Finally, there's Intellicast, which claims the redundant-tagline title ("The authority in expert weather"). Beyond that, I can't distinguish the site's offerings from those of AccuWeather, the only entity that congratulates itself for being able to memorize a visitor's location via the magic and wonder of cookies ("Enter your location below and we'll remember it for future visits!").
The two sites are similarly dry in tone and stuffed fat with information; you can find just about anything you want on the two home pages, assuming you have the patience to navigate the clutter.
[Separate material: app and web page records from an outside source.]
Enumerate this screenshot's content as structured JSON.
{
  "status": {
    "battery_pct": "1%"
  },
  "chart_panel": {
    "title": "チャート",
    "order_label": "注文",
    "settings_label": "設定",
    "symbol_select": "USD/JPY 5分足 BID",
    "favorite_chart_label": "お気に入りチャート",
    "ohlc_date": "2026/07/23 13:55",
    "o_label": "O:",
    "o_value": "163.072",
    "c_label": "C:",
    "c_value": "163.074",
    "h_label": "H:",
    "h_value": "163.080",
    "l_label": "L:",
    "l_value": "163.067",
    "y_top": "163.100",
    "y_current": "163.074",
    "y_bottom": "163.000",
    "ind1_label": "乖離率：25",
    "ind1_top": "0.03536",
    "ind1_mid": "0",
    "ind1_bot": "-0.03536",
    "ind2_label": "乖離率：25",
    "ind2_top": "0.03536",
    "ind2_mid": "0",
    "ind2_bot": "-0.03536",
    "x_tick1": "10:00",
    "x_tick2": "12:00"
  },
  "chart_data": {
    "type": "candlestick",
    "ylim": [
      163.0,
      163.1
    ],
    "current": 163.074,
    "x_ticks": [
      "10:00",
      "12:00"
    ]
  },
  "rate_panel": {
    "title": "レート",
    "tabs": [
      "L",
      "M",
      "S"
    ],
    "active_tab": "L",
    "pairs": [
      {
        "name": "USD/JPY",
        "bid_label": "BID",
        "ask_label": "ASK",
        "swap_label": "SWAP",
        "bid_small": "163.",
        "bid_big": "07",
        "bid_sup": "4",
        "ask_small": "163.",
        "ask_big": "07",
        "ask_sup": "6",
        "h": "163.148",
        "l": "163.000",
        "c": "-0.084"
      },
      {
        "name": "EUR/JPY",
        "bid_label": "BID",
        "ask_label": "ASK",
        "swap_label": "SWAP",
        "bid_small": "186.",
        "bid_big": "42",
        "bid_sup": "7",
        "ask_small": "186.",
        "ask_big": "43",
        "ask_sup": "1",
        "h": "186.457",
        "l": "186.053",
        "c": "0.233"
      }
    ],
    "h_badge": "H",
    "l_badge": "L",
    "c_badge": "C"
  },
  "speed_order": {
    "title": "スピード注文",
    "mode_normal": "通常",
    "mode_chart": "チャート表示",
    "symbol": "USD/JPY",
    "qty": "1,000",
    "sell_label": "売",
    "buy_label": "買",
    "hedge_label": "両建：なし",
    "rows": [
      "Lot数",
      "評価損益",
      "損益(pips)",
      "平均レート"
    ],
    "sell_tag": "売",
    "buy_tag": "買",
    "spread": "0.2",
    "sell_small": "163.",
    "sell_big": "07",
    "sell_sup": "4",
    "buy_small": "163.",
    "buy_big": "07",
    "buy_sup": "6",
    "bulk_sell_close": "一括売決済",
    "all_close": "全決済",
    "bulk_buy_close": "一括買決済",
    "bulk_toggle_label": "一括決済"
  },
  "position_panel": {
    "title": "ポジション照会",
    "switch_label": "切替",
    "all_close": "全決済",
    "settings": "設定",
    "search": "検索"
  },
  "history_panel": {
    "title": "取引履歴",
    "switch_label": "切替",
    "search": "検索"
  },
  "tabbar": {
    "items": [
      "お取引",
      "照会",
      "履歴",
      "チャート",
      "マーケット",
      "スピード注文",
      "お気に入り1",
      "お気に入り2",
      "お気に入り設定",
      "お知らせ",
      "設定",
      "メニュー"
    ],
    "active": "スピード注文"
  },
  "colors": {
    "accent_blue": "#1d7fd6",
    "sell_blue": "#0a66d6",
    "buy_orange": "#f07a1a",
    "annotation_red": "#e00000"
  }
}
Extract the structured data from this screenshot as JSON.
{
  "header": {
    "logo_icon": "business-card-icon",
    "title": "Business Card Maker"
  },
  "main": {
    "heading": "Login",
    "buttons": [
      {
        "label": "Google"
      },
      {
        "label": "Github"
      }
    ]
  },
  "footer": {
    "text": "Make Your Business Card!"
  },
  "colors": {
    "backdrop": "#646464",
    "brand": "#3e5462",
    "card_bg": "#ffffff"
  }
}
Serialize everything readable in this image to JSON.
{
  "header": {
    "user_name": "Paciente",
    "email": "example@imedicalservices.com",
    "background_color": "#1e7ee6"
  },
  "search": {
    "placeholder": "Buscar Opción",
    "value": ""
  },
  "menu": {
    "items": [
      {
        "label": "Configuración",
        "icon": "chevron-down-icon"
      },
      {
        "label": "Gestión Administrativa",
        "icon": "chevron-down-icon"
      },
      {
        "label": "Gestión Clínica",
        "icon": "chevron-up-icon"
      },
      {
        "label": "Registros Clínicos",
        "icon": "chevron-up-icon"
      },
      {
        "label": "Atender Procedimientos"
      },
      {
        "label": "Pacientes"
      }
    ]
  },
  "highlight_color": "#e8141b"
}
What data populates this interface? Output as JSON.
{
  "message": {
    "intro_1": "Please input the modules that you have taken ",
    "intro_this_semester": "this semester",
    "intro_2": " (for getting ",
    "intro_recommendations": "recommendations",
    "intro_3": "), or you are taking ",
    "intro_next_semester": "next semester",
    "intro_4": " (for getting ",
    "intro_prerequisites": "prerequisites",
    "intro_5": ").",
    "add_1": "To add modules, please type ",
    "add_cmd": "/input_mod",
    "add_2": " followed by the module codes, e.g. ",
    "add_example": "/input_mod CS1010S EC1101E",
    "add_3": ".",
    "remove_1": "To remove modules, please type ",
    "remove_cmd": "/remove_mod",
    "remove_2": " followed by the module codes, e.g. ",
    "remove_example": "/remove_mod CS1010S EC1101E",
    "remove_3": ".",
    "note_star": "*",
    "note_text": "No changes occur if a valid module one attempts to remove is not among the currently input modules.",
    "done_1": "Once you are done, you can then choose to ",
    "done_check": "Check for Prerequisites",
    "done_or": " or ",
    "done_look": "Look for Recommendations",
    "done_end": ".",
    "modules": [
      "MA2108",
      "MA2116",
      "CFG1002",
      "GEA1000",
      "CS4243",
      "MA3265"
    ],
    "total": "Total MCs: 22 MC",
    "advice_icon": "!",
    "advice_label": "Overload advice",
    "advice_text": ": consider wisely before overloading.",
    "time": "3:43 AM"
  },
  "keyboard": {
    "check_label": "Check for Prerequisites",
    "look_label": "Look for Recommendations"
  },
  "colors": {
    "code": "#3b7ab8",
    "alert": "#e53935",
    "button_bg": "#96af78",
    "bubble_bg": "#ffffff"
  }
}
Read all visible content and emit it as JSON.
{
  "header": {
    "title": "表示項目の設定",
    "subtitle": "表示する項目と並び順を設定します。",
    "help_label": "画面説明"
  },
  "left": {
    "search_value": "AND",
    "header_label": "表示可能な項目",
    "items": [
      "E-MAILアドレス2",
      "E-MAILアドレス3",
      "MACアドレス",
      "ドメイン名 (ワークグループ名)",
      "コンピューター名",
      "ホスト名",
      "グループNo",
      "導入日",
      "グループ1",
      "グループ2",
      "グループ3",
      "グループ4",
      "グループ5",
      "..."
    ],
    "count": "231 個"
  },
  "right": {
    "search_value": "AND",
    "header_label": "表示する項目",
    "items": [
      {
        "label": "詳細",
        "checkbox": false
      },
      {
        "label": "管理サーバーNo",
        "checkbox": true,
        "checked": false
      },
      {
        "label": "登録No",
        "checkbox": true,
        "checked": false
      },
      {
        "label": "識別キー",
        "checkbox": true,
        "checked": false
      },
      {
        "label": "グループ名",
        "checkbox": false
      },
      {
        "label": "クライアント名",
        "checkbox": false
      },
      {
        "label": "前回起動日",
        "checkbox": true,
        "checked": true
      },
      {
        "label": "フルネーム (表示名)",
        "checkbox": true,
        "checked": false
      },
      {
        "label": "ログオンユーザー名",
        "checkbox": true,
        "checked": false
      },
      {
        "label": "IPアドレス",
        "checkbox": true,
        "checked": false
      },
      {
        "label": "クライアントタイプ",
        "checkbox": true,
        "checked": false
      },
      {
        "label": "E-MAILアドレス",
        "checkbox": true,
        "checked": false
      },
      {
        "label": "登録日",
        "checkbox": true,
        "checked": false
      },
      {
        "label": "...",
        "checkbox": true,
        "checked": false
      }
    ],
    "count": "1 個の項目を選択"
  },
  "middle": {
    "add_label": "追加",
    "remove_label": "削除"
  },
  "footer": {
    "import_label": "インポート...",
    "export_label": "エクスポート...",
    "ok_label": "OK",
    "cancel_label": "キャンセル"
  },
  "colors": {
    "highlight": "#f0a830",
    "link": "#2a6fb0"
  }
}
Intellicast is probably a touch more map-happy, while AccuWeather attempts to offer a newsy slant. Otherwise, they present the same material with the same inattention to flair and personality. One can only gussy up "65 degrees, with a chance of late-day showers" so much, I know, but the square-blocks-of-information approach is as unengaging as it is aesthetically unremarkable.
In the end, there's no one weather site that, like, rains a hailstorm of dew-point whup-ass upon the others. It's a matter of personal preference. Those who want personality and a look under the hood should check out Weather Underground. Those who want forecasts drained of all charisma and humanity should check out the NOAA offering. If you're not picky about such matters, you can dispense with the weather-specific sites altogether and rely on the morsels of storm data served up by your Yahoo home page.
I'll say this, though: Marketers ought to be investing heavily in the various weather sites. Just as the ads that air on the Weather Channel right before its "Weather on the Eights" jubilee burn themselves into my frontal lobe, so, too, do those displayed most prominently on the various weather sites. They've got frequency on their side. If I were a marketer of parkas or flu balms or snow tires, I'd start buying up October-through-March inventory this very minute.